Lohmer: Health care exchange is wrong for Minnesota
ST. PAUL — On March 6, the Minnesota House or Representatives took up the health insurance exchange legislation. This was a product of the Affordable Care Act (also known as Obamacare) passed by Congress in 2010 that asks each state to set up an Internet portal (known as an “exchange”) for the purchase of health insurance.
This is not a free market proposal. Please do not be fooled by the word “exchange” when you hear about how this is being implemented. This is a government exchange. Never in the history of Minnesota has an entity been created with such enormous power and so little oversight.

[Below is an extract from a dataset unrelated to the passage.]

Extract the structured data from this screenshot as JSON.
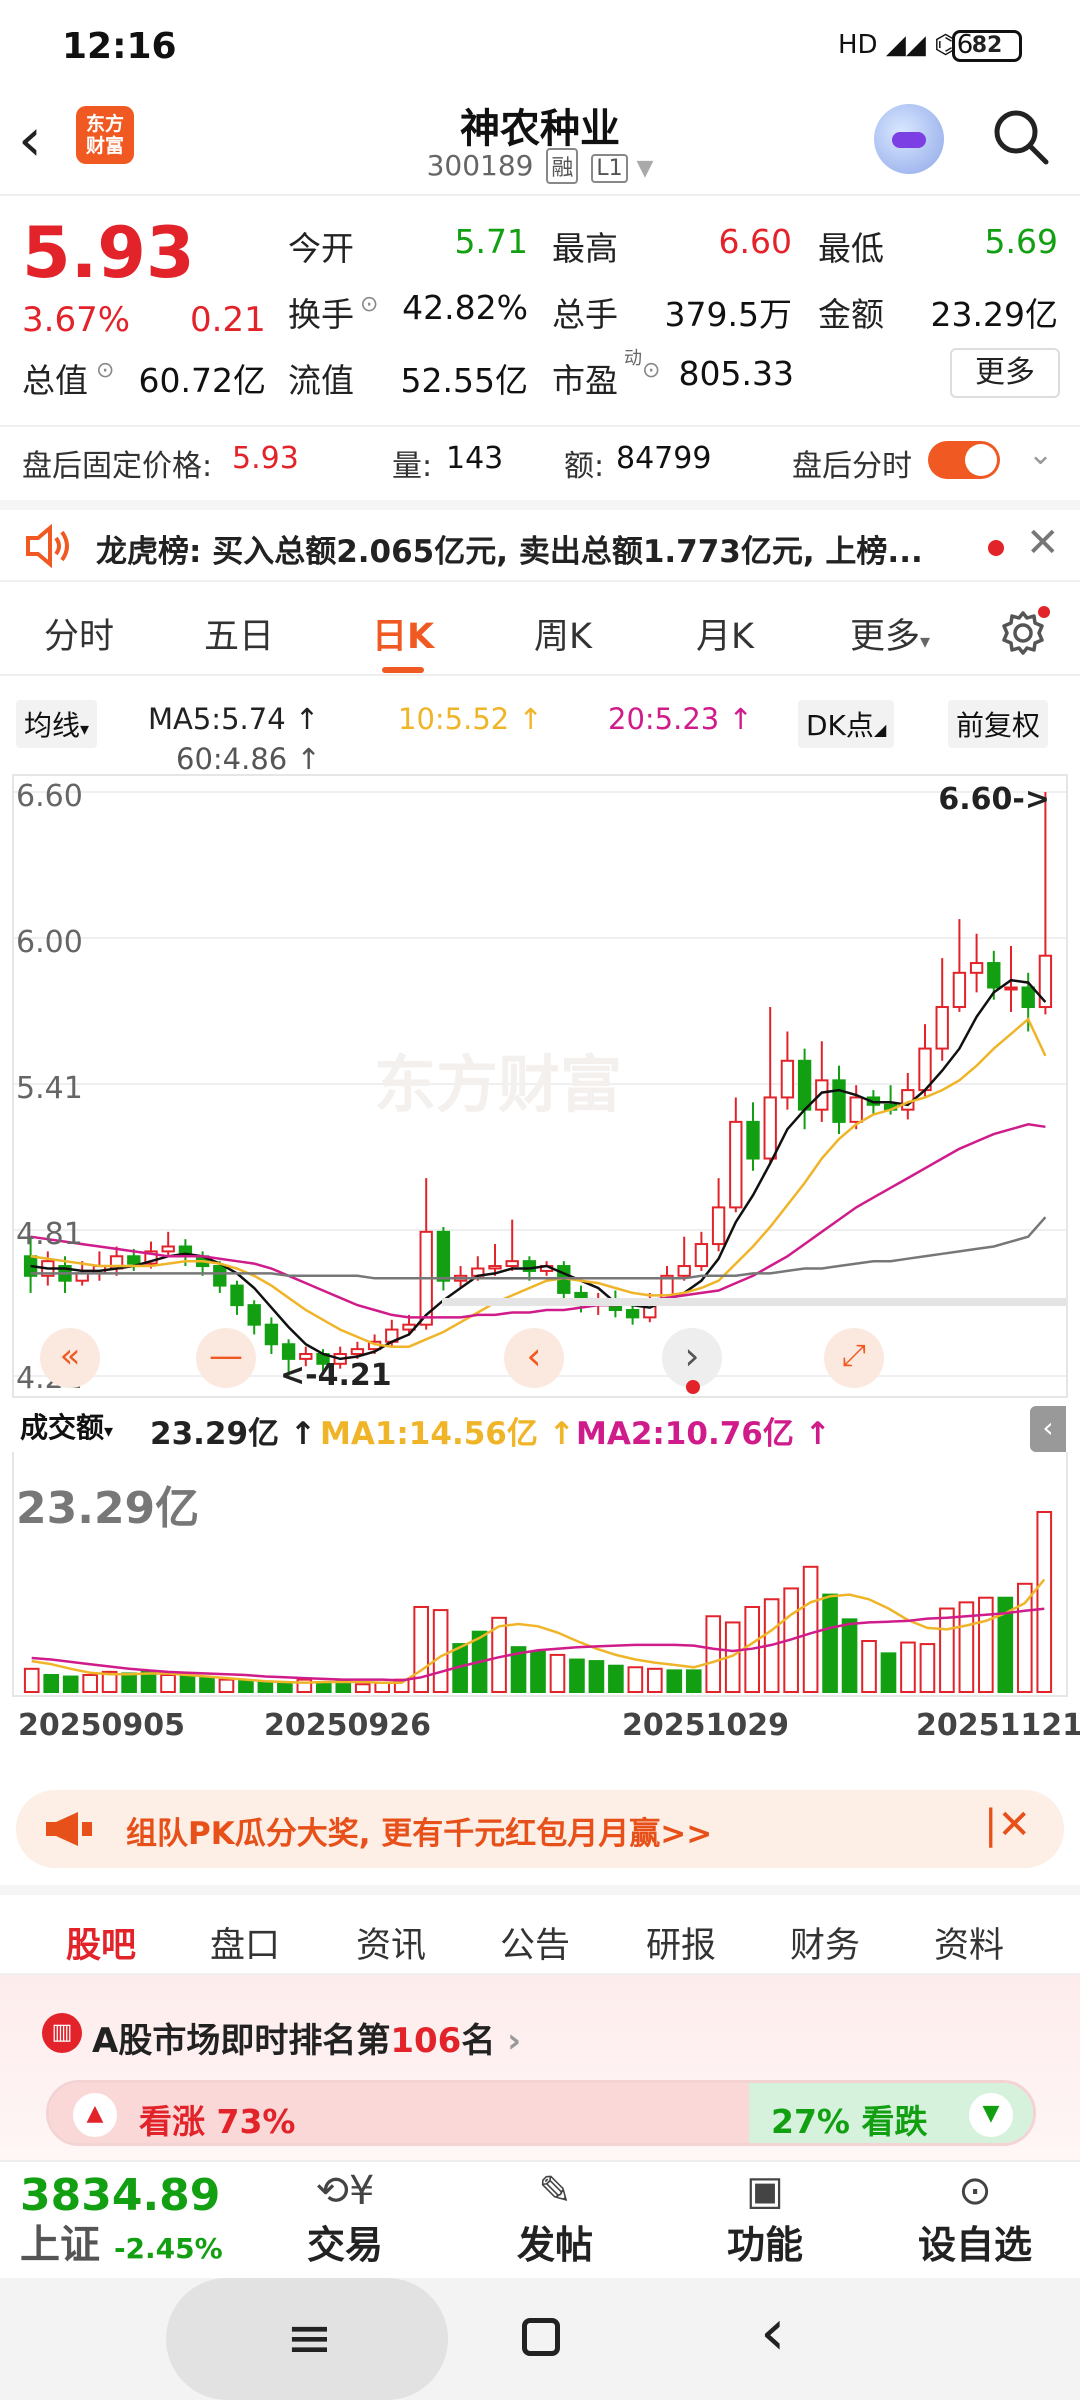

One major concern is personal privacy. We don’t know what private health data this government exchange will collect from Minnesotans or what other state and federal agencies will have access to that information.
Equally as concerning is the creation of the unelected and unaccountable seven-member political board that will determine the future of healthcare inside the government exchange. This board is accountable to no one, will have unchecked power and will drastically affect your ability to choose your own healthcare plan.
Furthermore, there is absolutely no guarantee that Minnesotans will be able to keep their own doctor. The government exchange seeks to control the entire health insurance market in order to limit your choice of insurance coverage and prevent you from choosing your own doctor. In order to keep their healthcare affordable through federal subsidies, people will have to purchase their health insurance from the government exchange. Even the DFL chief author of the bill admitted in committee that the government exchange would reduce the number of health insurance options from more than 750 to less than 60. Given the fewer number of options, it’s hard to believe you’ll be able to keep your own doctor.
Fewer options bring higher costs. To fund its operations, the seven-member political board will levy a tax up to 3.5 percent on every plan sold within the government exchange. The projected revenue is dependent upon high participation in the government exchange. The fewer the people who use the exchange, the higher the tax on premiums will be for everyone else who uses it. Instead of lowering costs, the government exchange will make healthcare more expensive and less affordable.
Making sure people have access to quality healthcare is very important to me. However, this government exchange does nothing to guarantee better healthcare, lower insurance premiums, or create savings in the healthcare system. Instead, it’s an extremely expensive government infrastructure bill that imposes layers of bureaucracy between Minnesotans and their healthcare. Because of these reasons, I voted no on passage of this bill.
Rep. Kathy Lohmer represents House District 39B. She can be reached at 651-296-4244, by e-mail at email@example.com or by U.S. Mail at 239 State Office Building, St. Paul, MN 55155.